This is one of the most important vitamins in the body. Vitamin B6 has control over many important processes and one of the most important is the construction of amino acids. Thus, this vitamin has the control of construction of all protein structures (cells and tissues) of the body. Without this vitamin, there are no proteins, without proteins there are no hormones, and without hormones all functions in the body are questioned.
Vitamin B6 is needed for the following functions: brain and central nervous system, the production of certain neurotransmitters (eg serotonin), proper operation of muscles, production of some hormones (adrenaline and dopamine), production of hemoglobin, electrolyte balance in body, development and growth of the fetus and newborn, etc.
Foods rich in Vitamin B6
The richest sources of vitamin B6 are salmon, chicken, avocados, bananas, and courgettes. Also it is found in beans, legumes, nuts, vegetables (carrots, spinach), eggs, meat, fish and grains.
Cooking and processing of the above products lead to the loss of large amounts of vitamin B6. For example, canned vegetables contain 60-80% less nutrients than fresh, while frozen lose 15%.
How much we need?
The recommended daily amount (RDA) of vitamin B6 is 2 mg, and the maximum safe daily intake (upper safe level) is 200 mg. The most common dose of vitamin B6 as a supplement is 10 to 25 mg daily. But in some special conditions are prescribed and “mega” doses of 200 to 500 mg daily. Although the so-called adults safe dose is 200 mg vitamin B6 daily, pregnant women would not be allowed to use more than 100 mg a day. Even in those doses, sometimes, there are headaches and nausea. Any taking of vitamin B6 over 200 mg per day for more than 2 months should be in consultation with a doctor.

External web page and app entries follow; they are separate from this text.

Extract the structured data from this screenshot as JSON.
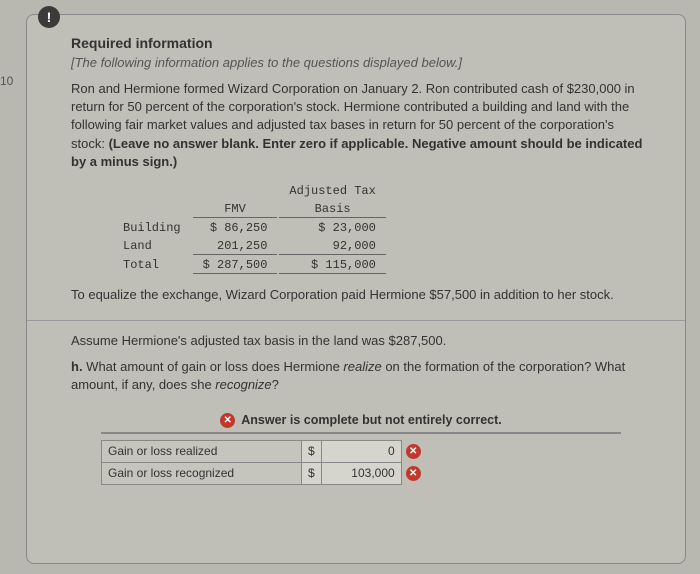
{
  "page_number": "10",
  "alert_icon": "!",
  "required_info_title": "Required information",
  "subtitle": "[The following information applies to the questions displayed below.]",
  "body_a": "Ron and Hermione formed Wizard Corporation on January 2. Ron contributed cash of $230,000 in return for 50 percent of the corporation's stock. Hermione contributed a building and land with the following fair market values and adjusted tax bases in return for 50 percent of the corporation's stock: ",
  "body_bold": "(Leave no answer blank. Enter zero if applicable. Negative amount should be indicated by a minus sign.)",
  "table": {
    "col1": "FMV",
    "col2a": "Adjusted Tax",
    "col2b": "Basis",
    "rows": [
      {
        "label": "Building",
        "fmv": "$ 86,250",
        "basis": "$ 23,000"
      },
      {
        "label": "Land",
        "fmv": "201,250",
        "basis": "92,000"
      },
      {
        "label": "Total",
        "fmv": "$ 287,500",
        "basis": "$ 115,000"
      }
    ]
  },
  "post_text": "To equalize the exchange, Wizard Corporation paid Hermione $57,500 in addition to her stock.",
  "assume_text": "Assume Hermione's adjusted tax basis in the land was $287,500.",
  "q_prefix": "h.",
  "q_a": " What amount of gain or loss does Hermione ",
  "q_ital": "realize",
  "q_b": " on the formation of the corporation? What amount, if any, does she ",
  "q_ital2": "recognize",
  "q_c": "?",
  "answer_bar_text": "Answer is complete but not entirely correct.",
  "answers": {
    "row1_label": "Gain or loss realized",
    "row1_dollar": "$",
    "row1_val": "0",
    "row2_label": "Gain or loss recognized",
    "row2_dollar": "$",
    "row2_val": "103,000"
  },
  "x_glyph": "✕"
}
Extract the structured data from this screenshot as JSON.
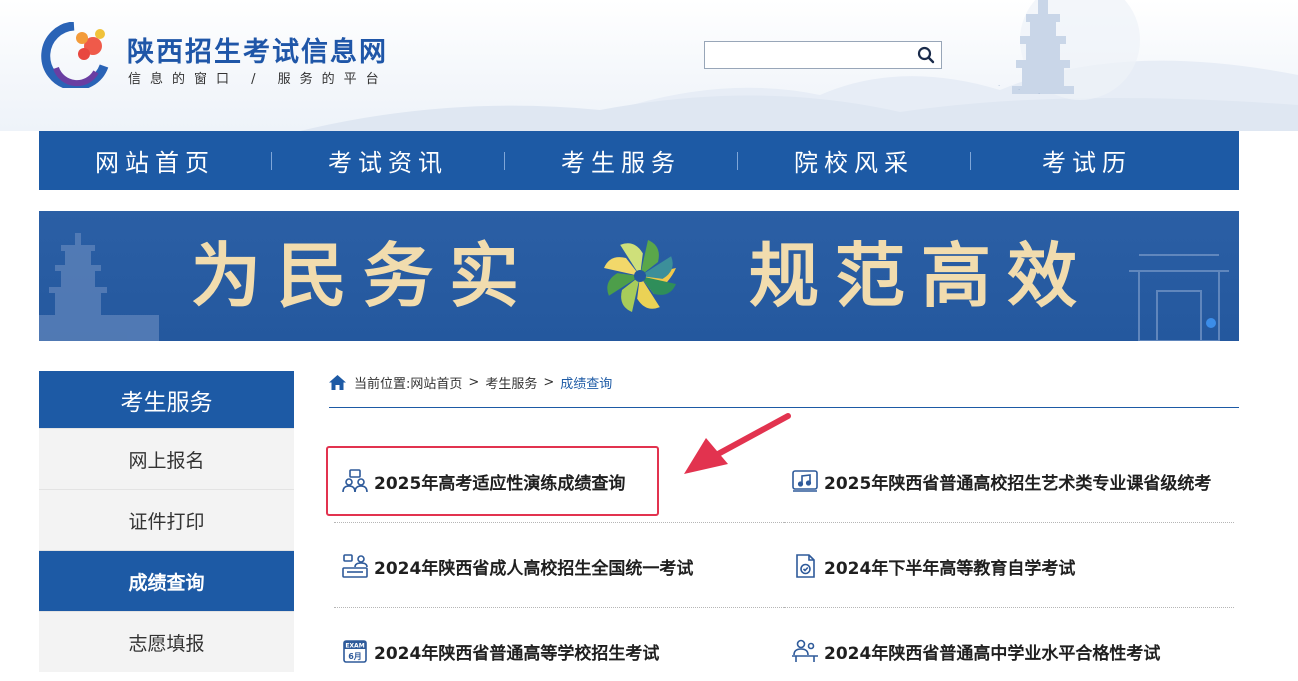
{
  "header": {
    "site_title": "陕西招生考试信息网",
    "site_slogan": "信息的窗口 / 服务的平台",
    "search": {
      "placeholder": "",
      "value": ""
    }
  },
  "nav": {
    "items": [
      "网站首页",
      "考试资讯",
      "考生服务",
      "院校风采",
      "考试历"
    ]
  },
  "banner": {
    "left_text": "为民务实",
    "right_text": "规范高效"
  },
  "sidebar": {
    "title": "考生服务",
    "items": [
      {
        "label": "网上报名",
        "active": false
      },
      {
        "label": "证件打印",
        "active": false
      },
      {
        "label": "成绩查询",
        "active": true
      },
      {
        "label": "志愿填报",
        "active": false
      }
    ]
  },
  "breadcrumb": {
    "prefix": "当前位置:",
    "items": [
      "网站首页",
      "考生服务",
      "成绩查询"
    ],
    "separator": ">"
  },
  "results": [
    {
      "label": "2025年高考适应性演练成绩查询",
      "icon": "students-icon",
      "highlighted": true
    },
    {
      "label": "2025年陕西省普通高校招生艺术类专业课省级统考",
      "icon": "music-book-icon",
      "highlighted": false
    },
    {
      "label": "2024年陕西省成人高校招生全国统一考试",
      "icon": "adult-exam-icon",
      "highlighted": false
    },
    {
      "label": "2024年下半年高等教育自学考试",
      "icon": "document-icon",
      "highlighted": false
    },
    {
      "label": "2024年陕西省普通高等学校招生考试",
      "icon": "exam-calendar-icon",
      "highlighted": false
    },
    {
      "label": "2024年陕西省普通高中学业水平合格性考试",
      "icon": "student-desk-icon",
      "highlighted": false
    }
  ],
  "exam_calendar_icon": {
    "badge": "EXAM",
    "month": "6月"
  },
  "colors": {
    "primary_blue": "#1d5aa5",
    "banner_gold": "#f1dcae",
    "highlight_red": "#e2334f"
  }
}
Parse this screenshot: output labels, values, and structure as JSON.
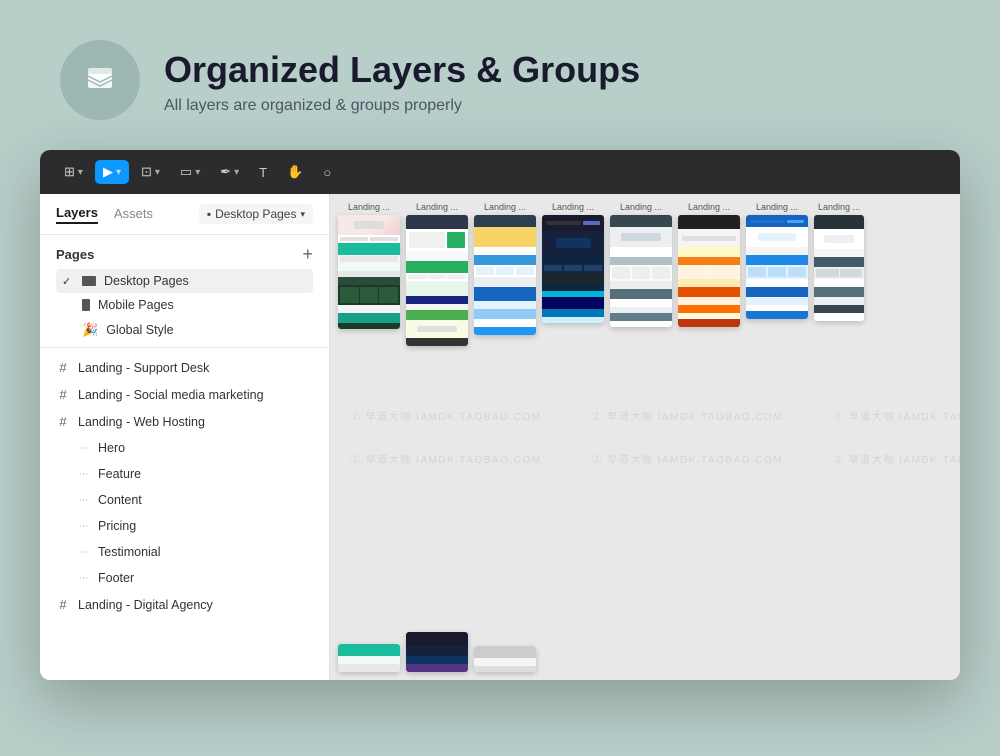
{
  "header": {
    "title": "Organized Layers & Groups",
    "subtitle": "All layers are organized & groups properly",
    "logo_alt": "layers-logo"
  },
  "toolbar": {
    "tools": [
      {
        "id": "frame-tool",
        "label": "⊞",
        "active": false
      },
      {
        "id": "move-tool",
        "label": "▶",
        "active": true
      },
      {
        "id": "scale-tool",
        "label": "⊡",
        "active": false
      },
      {
        "id": "shape-tool",
        "label": "▭",
        "active": false
      },
      {
        "id": "pen-tool",
        "label": "✒",
        "active": false
      },
      {
        "id": "text-tool",
        "label": "T",
        "active": false
      },
      {
        "id": "hand-tool",
        "label": "✋",
        "active": false
      },
      {
        "id": "comment-tool",
        "label": "💬",
        "active": false
      }
    ]
  },
  "left_panel": {
    "tabs": [
      {
        "id": "layers-tab",
        "label": "Layers",
        "active": true
      },
      {
        "id": "assets-tab",
        "label": "Assets",
        "active": false
      }
    ],
    "page_selector": {
      "label": "Desktop Pages",
      "icon": "monitor"
    },
    "pages_section": {
      "title": "Pages",
      "add_label": "+",
      "items": [
        {
          "id": "desktop-pages",
          "label": "Desktop Pages",
          "active": true,
          "checked": true,
          "type": "desktop"
        },
        {
          "id": "mobile-pages",
          "label": "Mobile Pages",
          "active": false,
          "checked": false,
          "type": "mobile"
        },
        {
          "id": "global-style",
          "label": "Global Style",
          "active": false,
          "checked": false,
          "type": "emoji",
          "emoji": "🎉"
        }
      ]
    },
    "layers": [
      {
        "id": "support-desk",
        "label": "Landing - Support Desk",
        "indent": 0,
        "icon": "hash"
      },
      {
        "id": "social-media",
        "label": "Landing - Social media marketing",
        "indent": 0,
        "icon": "hash"
      },
      {
        "id": "web-hosting",
        "label": "Landing - Web Hosting",
        "indent": 0,
        "icon": "hash"
      },
      {
        "id": "hero",
        "label": "Hero",
        "indent": 1,
        "icon": "dots"
      },
      {
        "id": "feature",
        "label": "Feature",
        "indent": 1,
        "icon": "dots"
      },
      {
        "id": "content",
        "label": "Content",
        "indent": 1,
        "icon": "dots"
      },
      {
        "id": "pricing",
        "label": "Pricing",
        "indent": 1,
        "icon": "dots"
      },
      {
        "id": "testimonial",
        "label": "Testimonial",
        "indent": 1,
        "icon": "dots"
      },
      {
        "id": "footer",
        "label": "Footer",
        "indent": 1,
        "icon": "dots"
      },
      {
        "id": "digital-agency",
        "label": "Landing - Digital Agency",
        "indent": 0,
        "icon": "hash"
      }
    ]
  },
  "canvas": {
    "bg_color": "#e8e8e8",
    "watermarks": [
      "Z 早道大咖  IAMDK.TAOBAO.COM",
      "Z 早道大咖  IAMDK.TAOBAO.COM",
      "Z 早道大咖  IAMDK.TAOBAO.COM"
    ],
    "thumbnails": [
      {
        "label": "Landing ...",
        "color_scheme": "teal_dark"
      },
      {
        "label": "Landing ...",
        "color_scheme": "green_white"
      },
      {
        "label": "Landing ...",
        "color_scheme": "blue_light"
      },
      {
        "label": "Landing ...",
        "color_scheme": "dark_blue"
      },
      {
        "label": "Landing ...",
        "color_scheme": "white_gray"
      },
      {
        "label": "Landing ...",
        "color_scheme": "dark_yellow"
      },
      {
        "label": "Landing ...",
        "color_scheme": "white_blue"
      },
      {
        "label": "Landing ...",
        "color_scheme": "navy_white"
      }
    ]
  }
}
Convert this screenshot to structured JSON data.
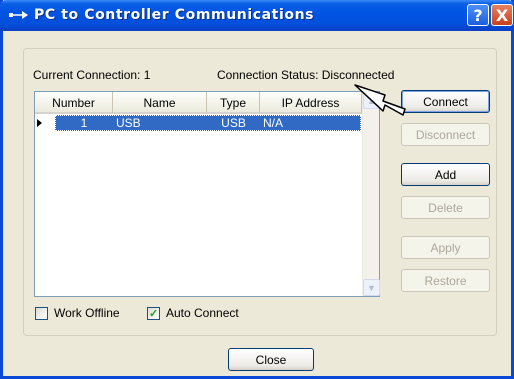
{
  "window": {
    "title": "PC to Controller Communications",
    "help_glyph": "?",
    "close_glyph": "X"
  },
  "status": {
    "current_connection": "Current Connection: 1",
    "connection_status": "Connection Status: Disconnected"
  },
  "list": {
    "columns": [
      "Number",
      "Name",
      "Type",
      "IP Address"
    ],
    "rows": [
      {
        "number": "1",
        "name": "USB",
        "type": "USB",
        "ip": "N/A"
      }
    ]
  },
  "buttons": {
    "connect": "Connect",
    "disconnect": "Disconnect",
    "add": "Add",
    "delete": "Delete",
    "apply": "Apply",
    "restore": "Restore",
    "close": "Close"
  },
  "options": {
    "work_offline": {
      "label": "Work Offline",
      "checked": false
    },
    "auto_connect": {
      "label": "Auto Connect",
      "checked": true
    }
  },
  "colors": {
    "titlebar": "#0054e3",
    "selection": "#316ac5",
    "dialog_bg": "#ece9d8",
    "check_mark": "#21a121"
  },
  "icons": {
    "title": "serial-cable-icon",
    "row_indicator": "row-pointer-icon",
    "check": "check-mark-icon",
    "cursor": "mouse-pointer-icon"
  }
}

Deficiency of Vitamin B6
Although vitamin B6 is an important component in diet, clinical symptoms of its deficiency are very rare. Deficiency occurs when using certain drugs or is associated with deficiency of other vitamins of B group.
Symptoms are perceived on skin, central nervous system and hematopoietic system including: hair loss, fluid retention in the body during pregnancy, cramps and numbness in hands and feet, frequent urination, anemia and more. The concentration of vitamin B6 is reduced in alcoholics, pregnant women and women taking oral contraceptives containing estrogen.
Vitamin B6 toxicity symptoms
Excessive doses of vitamin B6 can cause nerve disorders, loss of sensation in the legs, loss of balance and tingling. Rarely may occur and allergic reactions, sensitivity to sunlight or loss of appetite.